The book of Daniel is an example of an apocalyptic literature. The prophet predicted the rise and fall of kingdoms, the coming of the Messiah, and the establishment of God’s everlasting kingdom. In Daniel 2, we have a record of King Nebuchadnezzar’s dream of the dazzling metallic idol with head of gold, chest and arms of silver, belly and thighs of bronze, legs of iron, and feet of partly iron and clay. The dream ends with a rock, coming from nowhere, smashing the image into particles. And the rock became a huge mountain on the face of the earth. Daniel interpreted the dream to showcase a historical timeline and fate of successive kingdoms that will come after Babylon.
According to Seventh-day Adventist interpretation of Daniel chapter 2, the world is in the dispensation of the feet of the image, which the prophet pointed out to be a divided kingdom that can never be united into one kingdom. Adventists have long seen this divided kingdom as pointing to the history of Western politics. Uriah Smith wrote:
But all historians agree in this, that out of the territory of Western Rome, ten separate kingdoms were ultimately established, and we may safely assign them to the time between the dates above named; namely, A.D.351 and 476. The ten nations which were most instrumental in breaking up the Roman empire, and which at some time in their history held respectively portions of Roman territory as separate and independent kingdoms, may be enumerated (without respect to the time of their establishment) as follows: The Huns, Ostrogoths, Visigoths, Franks, Vandals, Suevi, Burgundians, Heruli, Anglo- Saxons, and Lombards.

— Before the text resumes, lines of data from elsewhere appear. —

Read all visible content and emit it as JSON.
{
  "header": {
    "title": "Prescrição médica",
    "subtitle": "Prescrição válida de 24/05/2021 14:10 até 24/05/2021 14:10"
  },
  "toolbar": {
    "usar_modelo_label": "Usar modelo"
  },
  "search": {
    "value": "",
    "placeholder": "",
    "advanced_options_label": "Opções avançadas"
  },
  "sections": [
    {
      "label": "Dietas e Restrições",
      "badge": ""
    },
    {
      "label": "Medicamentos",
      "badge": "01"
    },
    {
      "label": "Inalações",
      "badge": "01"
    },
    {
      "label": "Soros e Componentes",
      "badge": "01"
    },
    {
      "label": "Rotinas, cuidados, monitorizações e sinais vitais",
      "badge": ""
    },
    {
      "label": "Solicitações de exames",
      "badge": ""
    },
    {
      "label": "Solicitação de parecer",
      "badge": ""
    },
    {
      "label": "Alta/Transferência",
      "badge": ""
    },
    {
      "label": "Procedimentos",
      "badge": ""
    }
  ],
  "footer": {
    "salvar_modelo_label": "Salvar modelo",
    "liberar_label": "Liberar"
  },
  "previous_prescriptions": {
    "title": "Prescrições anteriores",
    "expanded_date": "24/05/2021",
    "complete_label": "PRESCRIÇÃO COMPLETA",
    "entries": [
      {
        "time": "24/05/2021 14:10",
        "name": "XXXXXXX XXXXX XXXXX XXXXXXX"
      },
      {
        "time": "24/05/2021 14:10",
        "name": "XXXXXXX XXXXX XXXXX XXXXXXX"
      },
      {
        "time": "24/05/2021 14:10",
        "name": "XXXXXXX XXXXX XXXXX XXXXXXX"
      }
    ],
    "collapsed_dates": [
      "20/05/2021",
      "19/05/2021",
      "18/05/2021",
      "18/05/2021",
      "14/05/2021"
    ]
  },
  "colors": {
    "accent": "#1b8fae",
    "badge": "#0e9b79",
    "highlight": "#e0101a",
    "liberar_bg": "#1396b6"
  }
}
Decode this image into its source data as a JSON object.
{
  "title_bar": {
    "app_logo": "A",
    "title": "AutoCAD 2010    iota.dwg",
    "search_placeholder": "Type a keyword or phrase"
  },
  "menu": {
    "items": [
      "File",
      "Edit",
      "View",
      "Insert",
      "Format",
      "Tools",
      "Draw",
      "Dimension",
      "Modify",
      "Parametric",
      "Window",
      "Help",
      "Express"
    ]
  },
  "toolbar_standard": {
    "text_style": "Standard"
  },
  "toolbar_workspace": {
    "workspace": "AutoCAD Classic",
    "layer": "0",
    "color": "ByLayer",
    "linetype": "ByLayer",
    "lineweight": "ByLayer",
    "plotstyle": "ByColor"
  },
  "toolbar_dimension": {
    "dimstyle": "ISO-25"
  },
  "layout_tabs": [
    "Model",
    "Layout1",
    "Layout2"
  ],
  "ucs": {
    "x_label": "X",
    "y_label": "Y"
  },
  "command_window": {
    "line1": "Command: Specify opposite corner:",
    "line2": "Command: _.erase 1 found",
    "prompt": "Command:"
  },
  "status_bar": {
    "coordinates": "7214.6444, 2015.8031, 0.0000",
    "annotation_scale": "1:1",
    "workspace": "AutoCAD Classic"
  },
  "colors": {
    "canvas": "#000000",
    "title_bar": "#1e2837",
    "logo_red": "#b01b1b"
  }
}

The connection between these and some of the modern nations of Europe, is still traceable in the names, as England, Burgundy, Lombardy, France, etc. 1
The Brexit reminds Adventists of what the prophet said:
Whereas you saw the feet and toes, partly of potter’s clay and partly of iron, the kingdom shall be divided; yet the strength of the iron shall be in it, just as you saw the iron mixed with ceramic clay. And as the toes of the feet were partly of iron and partly of clay, so the kingdom shall be partly strong and partly fragile. As you saw iron mixed with ceramic clay, they will mingle with the seed of men; but they will not adhere to one another, just as iron does not mix with clay (Daniel 2: 41-43).
Simply, Europe can never unite into one! If the feet and toes of the image represent Western nations trying to unite under the shade of the EU, then the stone is soon to strike the world. The stone, that smashed the image, according to Adventists’ interpretation, is the second coming of Jesus. For these reasons, Adventists are reminding the world that Brexit is a sign of the end time! This is the current understanding of Daniel 2 in Adventism.
- Uriah Smith, Daniel and the Revelation. Battle Creek, MI: Review and Herald Publishing, 1904, p. 63. ▲